BIOLOGICAL MODULATION OF GLACIAL-INTERGLACIAL VARIATIONS IN SEDIMENT TRANSPORT AND HILLSLOPE EVOLUTION
Here, we use coupled analyses of soil stratigraphy, tephra concentration and distribution, and topographic data, to reconstruct the glacial-interglacial evolution of a loess-mantled hillslope/unchanneled valley sequence along the Charwell River, South Island, New Zealand. Palynological data suggest that deep-rooted grasses covering the slopes during the last glaciation were replaced by shrublands in the Pleistocene/Holocene transition, and finally by podocarp and beech forest in the early Holocene. Paleo-hillslope profiles constructed from soil stratigraphic data indicate that relatively flat, locally incised forms existed before deposition of the uppermost loess sheet (L1), which is inferred to be a late Marine Isotope Stage (MIS) 3 to MIS 2 deposit. In contrast, the current topography following over 9 ky of forest colonization is broadly convex. This morphological transformation and the pattern of redistributed of glass grains from a 26.5 ka tephra layer within loess sheet L1 are consistent with accelerated transport and mixing of soils within the upper 0.5 m by tree uprooting, root growth, and turnover.
Phytolith analysis of a 7 m continuous core in the adjacent unchanneled valley records colluvial deposition under alternating grassland and forest regimes over more than one glacial-interglacial cycle.

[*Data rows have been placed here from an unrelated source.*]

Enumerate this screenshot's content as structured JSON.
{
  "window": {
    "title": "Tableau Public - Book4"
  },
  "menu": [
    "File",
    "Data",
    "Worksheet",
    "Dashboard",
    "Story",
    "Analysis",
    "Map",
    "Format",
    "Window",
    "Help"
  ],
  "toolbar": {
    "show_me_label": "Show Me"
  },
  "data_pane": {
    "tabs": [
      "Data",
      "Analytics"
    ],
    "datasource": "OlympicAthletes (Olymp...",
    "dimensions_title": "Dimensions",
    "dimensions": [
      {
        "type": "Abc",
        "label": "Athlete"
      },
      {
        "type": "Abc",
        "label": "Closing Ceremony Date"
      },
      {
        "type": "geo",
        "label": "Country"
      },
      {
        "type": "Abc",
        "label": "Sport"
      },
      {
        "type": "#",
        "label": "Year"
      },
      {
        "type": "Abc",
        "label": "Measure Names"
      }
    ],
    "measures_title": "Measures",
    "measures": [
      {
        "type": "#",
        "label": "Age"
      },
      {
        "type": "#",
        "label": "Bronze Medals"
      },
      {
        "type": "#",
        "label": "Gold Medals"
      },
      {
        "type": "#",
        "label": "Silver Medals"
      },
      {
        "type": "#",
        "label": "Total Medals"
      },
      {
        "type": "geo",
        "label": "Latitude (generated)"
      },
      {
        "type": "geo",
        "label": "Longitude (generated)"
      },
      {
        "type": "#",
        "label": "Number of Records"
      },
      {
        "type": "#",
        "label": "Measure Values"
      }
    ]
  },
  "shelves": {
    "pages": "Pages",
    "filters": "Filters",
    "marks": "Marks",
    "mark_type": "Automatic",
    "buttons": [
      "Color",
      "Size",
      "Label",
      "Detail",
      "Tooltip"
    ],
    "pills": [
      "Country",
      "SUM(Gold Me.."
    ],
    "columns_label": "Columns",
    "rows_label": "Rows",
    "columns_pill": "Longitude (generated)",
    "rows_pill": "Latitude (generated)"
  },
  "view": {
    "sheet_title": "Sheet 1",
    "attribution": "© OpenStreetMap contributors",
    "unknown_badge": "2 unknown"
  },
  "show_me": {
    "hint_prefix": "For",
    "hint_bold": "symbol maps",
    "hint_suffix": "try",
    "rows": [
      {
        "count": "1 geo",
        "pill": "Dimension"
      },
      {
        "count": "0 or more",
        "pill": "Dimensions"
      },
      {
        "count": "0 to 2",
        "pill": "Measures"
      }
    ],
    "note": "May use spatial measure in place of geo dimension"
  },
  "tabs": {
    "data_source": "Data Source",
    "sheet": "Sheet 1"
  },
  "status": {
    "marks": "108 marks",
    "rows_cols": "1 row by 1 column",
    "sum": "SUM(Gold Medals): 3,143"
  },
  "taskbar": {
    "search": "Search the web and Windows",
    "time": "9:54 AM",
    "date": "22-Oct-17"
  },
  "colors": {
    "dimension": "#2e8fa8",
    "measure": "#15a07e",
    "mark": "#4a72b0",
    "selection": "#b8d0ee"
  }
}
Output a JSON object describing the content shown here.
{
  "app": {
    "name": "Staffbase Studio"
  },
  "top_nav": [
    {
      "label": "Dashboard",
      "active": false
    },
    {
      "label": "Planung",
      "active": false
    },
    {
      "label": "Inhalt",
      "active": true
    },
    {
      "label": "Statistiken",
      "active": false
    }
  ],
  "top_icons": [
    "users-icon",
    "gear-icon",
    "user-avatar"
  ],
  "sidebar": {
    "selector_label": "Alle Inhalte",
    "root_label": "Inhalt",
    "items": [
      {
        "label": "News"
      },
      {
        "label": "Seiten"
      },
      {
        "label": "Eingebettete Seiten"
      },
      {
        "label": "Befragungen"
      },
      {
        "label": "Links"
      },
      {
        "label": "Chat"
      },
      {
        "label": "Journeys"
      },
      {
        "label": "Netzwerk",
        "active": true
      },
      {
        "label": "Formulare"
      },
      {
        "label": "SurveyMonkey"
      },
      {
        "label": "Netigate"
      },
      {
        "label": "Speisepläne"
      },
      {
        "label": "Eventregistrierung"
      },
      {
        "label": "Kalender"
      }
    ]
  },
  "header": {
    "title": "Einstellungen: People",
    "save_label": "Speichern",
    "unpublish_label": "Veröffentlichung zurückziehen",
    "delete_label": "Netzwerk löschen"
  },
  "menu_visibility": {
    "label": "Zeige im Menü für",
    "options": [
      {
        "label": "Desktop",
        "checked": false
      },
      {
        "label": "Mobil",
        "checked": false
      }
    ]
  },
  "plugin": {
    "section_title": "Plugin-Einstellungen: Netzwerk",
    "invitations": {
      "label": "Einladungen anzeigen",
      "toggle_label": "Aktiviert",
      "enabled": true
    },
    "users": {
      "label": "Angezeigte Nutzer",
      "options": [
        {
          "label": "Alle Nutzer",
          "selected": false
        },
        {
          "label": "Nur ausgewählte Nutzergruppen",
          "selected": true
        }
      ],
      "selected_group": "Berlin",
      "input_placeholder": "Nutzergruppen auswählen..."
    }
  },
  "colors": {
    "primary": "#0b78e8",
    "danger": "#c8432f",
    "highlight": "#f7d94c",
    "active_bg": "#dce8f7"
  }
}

Luminescence dating of the core will allow us to quantify how infilling rates have varied through glacial-interglacial cycles and test the notion that forest colonization accelerated rates of transport via bioturbation. Given these findings, anthropogenic and short-term climate controls on forest cover will profoundly affect the redistribution of sediment and soil organic carbon in low-order basins.